Remember when, in the 1980s, there was a wave of hysteria surrounding the idea of Satanism in popular culture? Everything from heavy metal music to Dungeons & Dragons to horror movies was accused of promoting Satanic beliefs and corrupting young minds. This moral panic was fueled by sensationalized media coverage, religious zealotry, and a general fear of the unknown -- not unlike a lot of media and fake news today.
One of the most significant targets of this Satanic panic was heavy metal music. Bands like Black Sabbath, Slayer, and Judas Priest were accused of using Satanic imagery and lyrics to corrupt their young fans. Parents, religious groups, and politicians spoke out against the genre, calling for boycotts and even censorship. But in reality, the vast majority of these bands were just using the devil as a marketing tool, much like horror movies use monsters to sell tickets.
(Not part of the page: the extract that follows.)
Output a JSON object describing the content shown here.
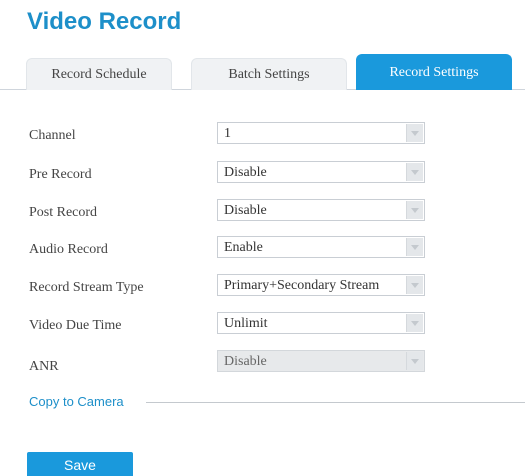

The hype today isn't as bad. We have Ghost, Powerwolf, and many other bands which do, in fact, portray satanic or heathen imagery or themes, and yet the sensationalism about it is nonexistent.
Another popular target of the Satanic panic was the role-playing game Dungeons & Dragons. The game was accused of promoting witchcraft, devil worship, and suicide. These allegations were completely unfounded, but they were widely believed, leading to bans and restrictions on the game in some areas.
People actually fabricated and published statistics that supported a higher rate of suicide among D&D players. Yet suicide rates are almost 3 times higher today than in the 80s, especially among religiously persecuted groups like LGBTQ+ youth. Perhaps nonconforming groups like nerds in the 80s and LGBTQ+ youth today have something in common: oppression.
Even innocent pop culture phenomena were not immune to the Satanic panic. Rumors swirled that some popular songs contained secret Satanic messages when played backward. The most famous of these was the accusation that the song "Stairway to Heaven" by Led Zeppelin contained hidden messages that could only be heard by playing the song in reverse. This was later debunked, but it illustrates the level of paranoia surrounding the issue.
The Satanic panic of the 1980s was a misguided and unnecessary phenomenon that had a lasting impact on popular culture. It led to censorship, self-censorship, and the stigmatization of certain genres and hobbies. In retrospect, it's clear that the fears were largely unfounded and that the pop culture of the 80s was generally innocent and wholesome.
Today, we can look back on this period with a critical eye and learn from our mistakes. We can understand that sensationalized media coverage, religious zealotry, and fear of the unknown can lead to irrational and harmful behavior. It's important to be critical of the information we receive and to question our assumptions about the world around us.
And most importantly, we should embrace diversity and different cultural expressions rather than demonizing them out of fear.